My wife and I were lounging about on the Martin Luther King Jr. holiday just being more or less quiet and happy and talking gently about the things the day and the rest of the week would bring.
“Have you finished the column you needed to write?” she asked.
“No, sweetest, I haven't,” I replied.
“Well, you need to. You are the world's worst procrastinator but you've never missed a deadline yet,” she said.
“You know I won't, but nothing came to me this weekend, nothing struck me, and I just can't think of a topic to write about,” I said.
“Well, you need to think of something and quick,” she said.
“Seriously, honey, for the first time in years nothing's in my head right now. I don't have a topic to write about,” I responded.
“I know nothing's in your head most of the time, dear, but that's beside the point. … Why don't you just wing it and do what you normally do and write your usual 800 words of nonsense?” she joked.
Well, she was correct. For all my occasional skill at putting facts and opinions on paper in sometimes entertaining and hopefully thoughtful ways, what I write is, for the most part, a re-telling of the same old dozen or so basic storylines told in slightly different ways.
Likewise, we more or less approach each day and each job in a handful of similar ways. After all, there's simply no point in reinventing the wheel. Our mentors taught us that one or two templates are adequate to create accountability and transparency for each job. We simply go about our daily business more or less mind-numb a lot of the time and this is okay!
While each job presents its own unique set of challenges, problems and opportunities, seldom do they present a unique set of paradigms. Be it gravity or forced fluid piping, human environmental or ultra-pure duct or dumb or smart accessories, competent tradespeople need to complete the installation.
There really is no magic formula to mechanical contracting project management and there is no way to significantly alter the process to gain an edge over your competition. Your company must have the adequate capital and credit to purchase system equipment and materials. It must carry a payroll of overheads like you and me and field guys until draws can be made. The firm also must buy or rent larger pieces of equipment and tools for the field guys to complete the installation.
Then, you must supervise to make sure everything complies with the plans and specs so draws can continue to be made. Eventually, all the retainage must be properly paid to the company.

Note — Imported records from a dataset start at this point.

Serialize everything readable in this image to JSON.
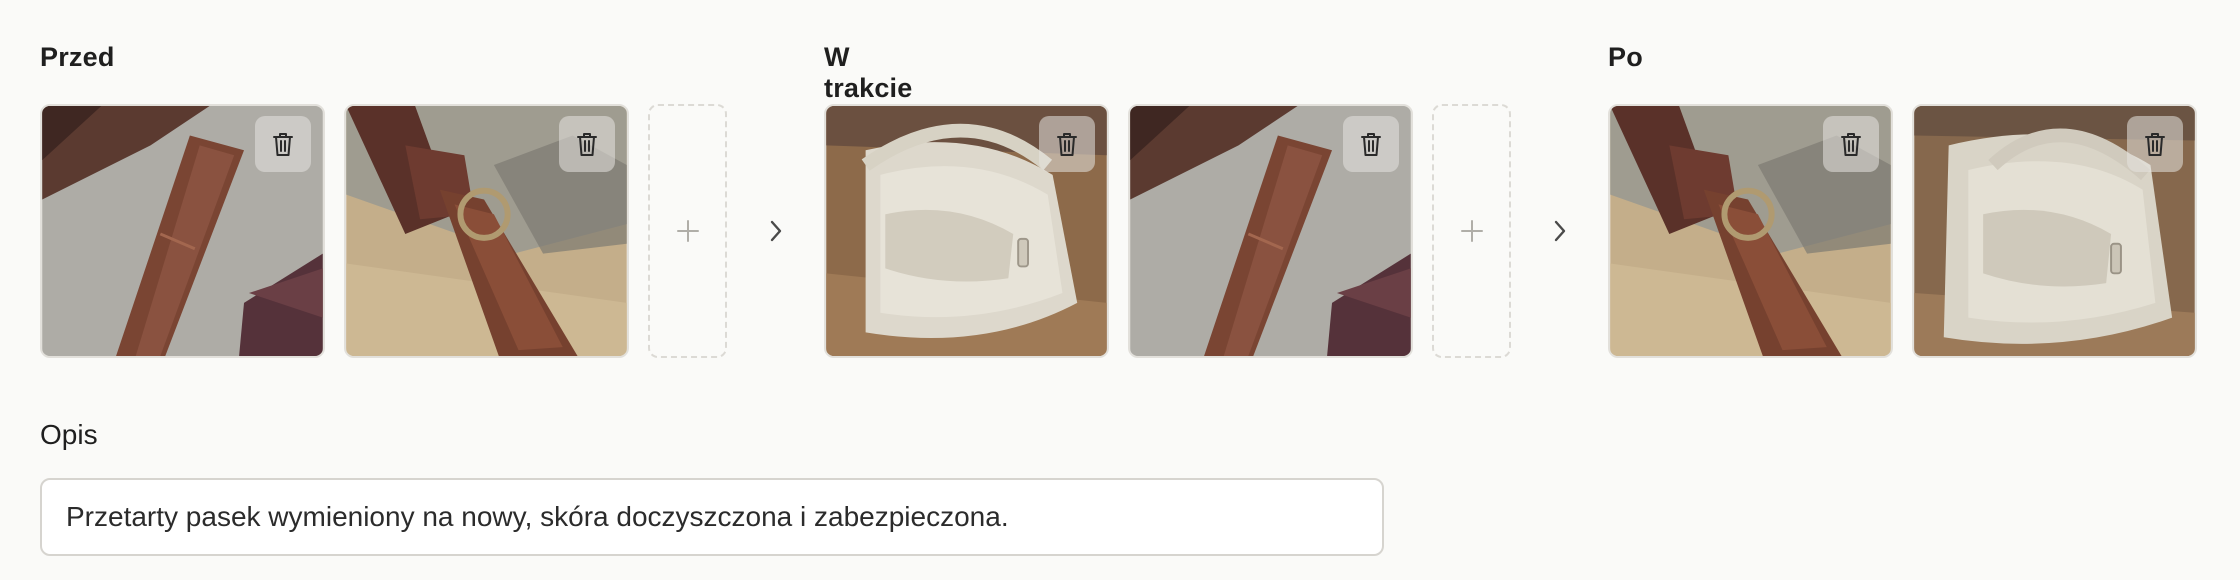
{
  "stages": [
    {
      "title": "Przed"
    },
    {
      "title": "W trakcie"
    },
    {
      "title": "Po"
    }
  ],
  "icons": {
    "delete": "trash-icon",
    "add": "plus-icon",
    "next": "chevron-right-icon"
  },
  "description": {
    "label": "Opis",
    "value": "Przetarty pasek wymieniony na nowy, skóra doczyszczona i zabezpieczona."
  }
}
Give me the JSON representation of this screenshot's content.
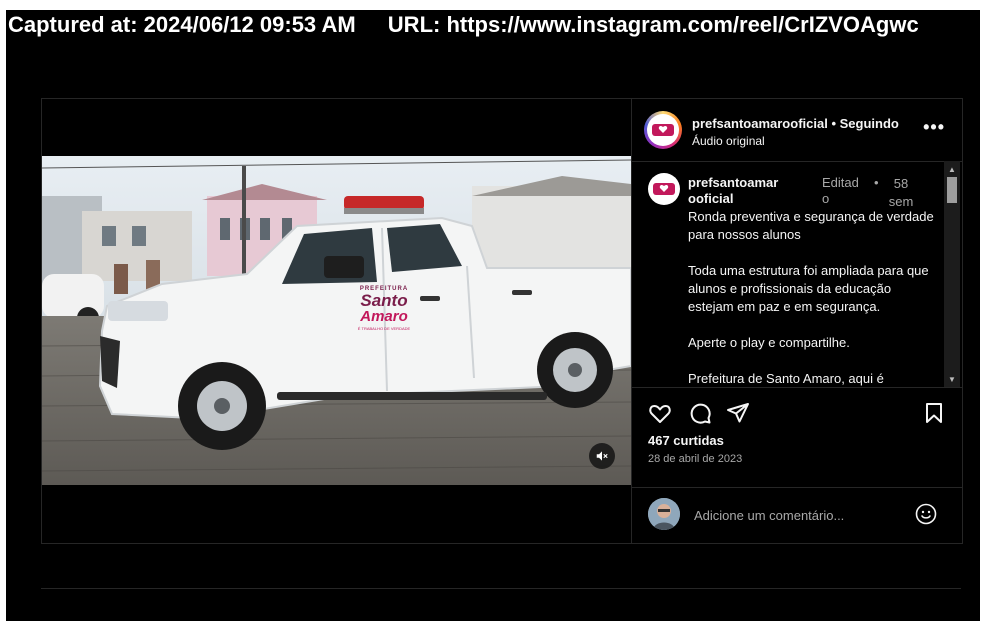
{
  "capture": {
    "timestamp": "Captured at: 2024/06/12 09:53 AM",
    "url": "URL: https://www.instagram.com/reel/CrIZVOAgwc"
  },
  "post": {
    "header": {
      "username": "prefsantoamarooficial",
      "separator": " • ",
      "follow_status": "Seguindo",
      "audio": "Áudio original",
      "more_icon": "more-horizontal-icon"
    },
    "caption": {
      "username": "prefsantoamarooficial",
      "edited": "Editado",
      "dot": "•",
      "time_ago": "58 sem",
      "paragraphs": [
        "Ronda preventiva e segurança de verdade para nossos alunos",
        "Toda uma estrutura foi ampliada para que alunos e profissionais da educação estejam em paz e em segurança.",
        "Aperte o play e compartilhe.",
        "Prefeitura de Santo Amaro, aqui é"
      ]
    },
    "video": {
      "logo_line1": "PREFEITURA",
      "logo_line2": "Santo",
      "logo_line3": "Amaro",
      "logo_tagline": "É TRABALHO DE VERDADE",
      "mute_icon": "muted-speaker-icon"
    },
    "actions": {
      "icons": [
        "heart-icon",
        "comment-icon",
        "share-icon",
        "bookmark-icon"
      ],
      "likes": "467 curtidas",
      "date": "28 de abril de 2023"
    },
    "comment": {
      "placeholder": "Adicione um comentário...",
      "emoji_icon": "emoji-icon"
    }
  },
  "colors": {
    "background": "#000000",
    "text": "#f5f5f5",
    "muted": "#a8a8a8",
    "border": "#262626",
    "brand_red": "#c2185b"
  }
}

That's it. That's the down-and-dirty 30-second lesson of mechanical contracting project management, guys, nothing more and nothing less.
We can split hairs over how many general contractors can dance on each point of an owner's pitchfork. We can swap lies about how this method or that way of job cost accounting is superior to the other. We can build bridges of trust with our fellow professional project managers and estimating colleagues and improve ourselves by reading books on project management or columns like this. But in the end what matters is the fact that we re-earn the right to go back to our job the next day by doing what we do today with professionalism and care.
If my humble columns over the years have given you a fragment of knowledge here or a word of encouragement there that helped you in your job, then that pleases me. That's what I'm here for, to help you, the reader, and for no other reason. Next month I'll be back to my old self, so be on the lookout for a column about the application of heuristic algorithms in labor unit analysis.
“Finished yet, dear?” my wife later asked.
“Almost, but I need to go back and edit some,” I responded.
“Aw, don't worry about it, this is one of our very few handful of real days off, so get off that laptop, sweetest husband, so we can go run errands and catch the sales,” she said.
“Yeah, you're right,” I said, my hands quickly flashing out these final words as Enya played softly in the background of our living room, my wife understanding that sometimes professionalism means putting work before family in order to provide for the family.
“Now, sweetest wife, where did I put those blasted car keys?”
Kent Craig is a second-generation mechanical contractor with unlimited Master's licenses in boilers, air conditioning, heating, and plumbing. You may contact him by telephone at 919/291-0878 or via email at [email protected].